Directions for this task –
A single figure is the whole answer: the number of lines in the entries that contain "module".

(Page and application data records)
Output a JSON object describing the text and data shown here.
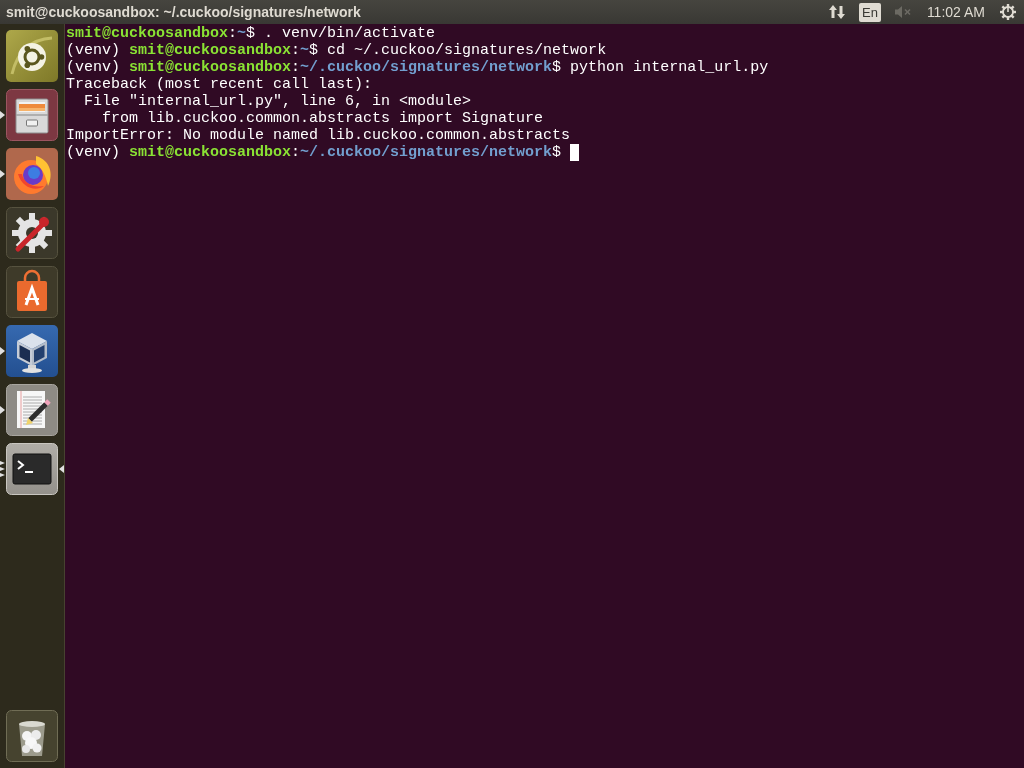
{
  "top_panel": {
    "title": "smit@cuckoosandbox: ~/.cuckoo/signatures/network",
    "keyboard_layout": "En",
    "sound_muted": true,
    "clock": "11:02 AM"
  },
  "launcher": {
    "items": [
      {
        "kind": "dash",
        "running": false,
        "focused": false,
        "multiple_windows": false
      },
      {
        "kind": "files",
        "running": true,
        "focused": false,
        "multiple_windows": false
      },
      {
        "kind": "browser",
        "running": true,
        "focused": false,
        "multiple_windows": false
      },
      {
        "kind": "settings",
        "running": false,
        "focused": false,
        "multiple_windows": false
      },
      {
        "kind": "software",
        "running": false,
        "focused": false,
        "multiple_windows": false
      },
      {
        "kind": "virtualbox",
        "running": true,
        "focused": false,
        "multiple_windows": false
      },
      {
        "kind": "text_editor",
        "running": true,
        "focused": false,
        "multiple_windows": false
      },
      {
        "kind": "terminal",
        "running": true,
        "focused": true,
        "multiple_windows": true
      },
      {
        "kind": "trash",
        "running": false,
        "focused": false,
        "multiple_windows": false
      }
    ]
  },
  "terminal": {
    "cursor": true,
    "lines": [
      {
        "segments": [
          {
            "kind": "user",
            "text": "smit@cuckoosandbox"
          },
          {
            "kind": "plain",
            "text": ":"
          },
          {
            "kind": "path",
            "text": "~"
          },
          {
            "kind": "plain",
            "text": "$ . venv/bin/activate"
          }
        ]
      },
      {
        "segments": [
          {
            "kind": "plain",
            "text": "(venv) "
          },
          {
            "kind": "user",
            "text": "smit@cuckoosandbox"
          },
          {
            "kind": "plain",
            "text": ":"
          },
          {
            "kind": "path",
            "text": "~"
          },
          {
            "kind": "plain",
            "text": "$ cd ~/.cuckoo/signatures/network"
          }
        ]
      },
      {
        "segments": [
          {
            "kind": "plain",
            "text": "(venv) "
          },
          {
            "kind": "user",
            "text": "smit@cuckoosandbox"
          },
          {
            "kind": "plain",
            "text": ":"
          },
          {
            "kind": "path",
            "text": "~/.cuckoo/signatures/network"
          },
          {
            "kind": "plain",
            "text": "$ python internal_url.py"
          }
        ]
      },
      {
        "segments": [
          {
            "kind": "plain",
            "text": "Traceback (most recent call last):"
          }
        ]
      },
      {
        "segments": [
          {
            "kind": "plain",
            "text": "  File \"internal_url.py\", line 6, in <module>"
          }
        ]
      },
      {
        "segments": [
          {
            "kind": "plain",
            "text": "    from lib.cuckoo.common.abstracts import Signature"
          }
        ]
      },
      {
        "segments": [
          {
            "kind": "plain",
            "text": "ImportError: No module named lib.cuckoo.common.abstracts"
          }
        ]
      },
      {
        "segments": [
          {
            "kind": "plain",
            "text": "(venv) "
          },
          {
            "kind": "user",
            "text": "smit@cuckoosandbox"
          },
          {
            "kind": "plain",
            "text": ":"
          },
          {
            "kind": "path",
            "text": "~/.cuckoo/signatures/network"
          },
          {
            "kind": "plain",
            "text": "$ "
          }
        ]
      }
    ]
  }
}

Solution to this task –
2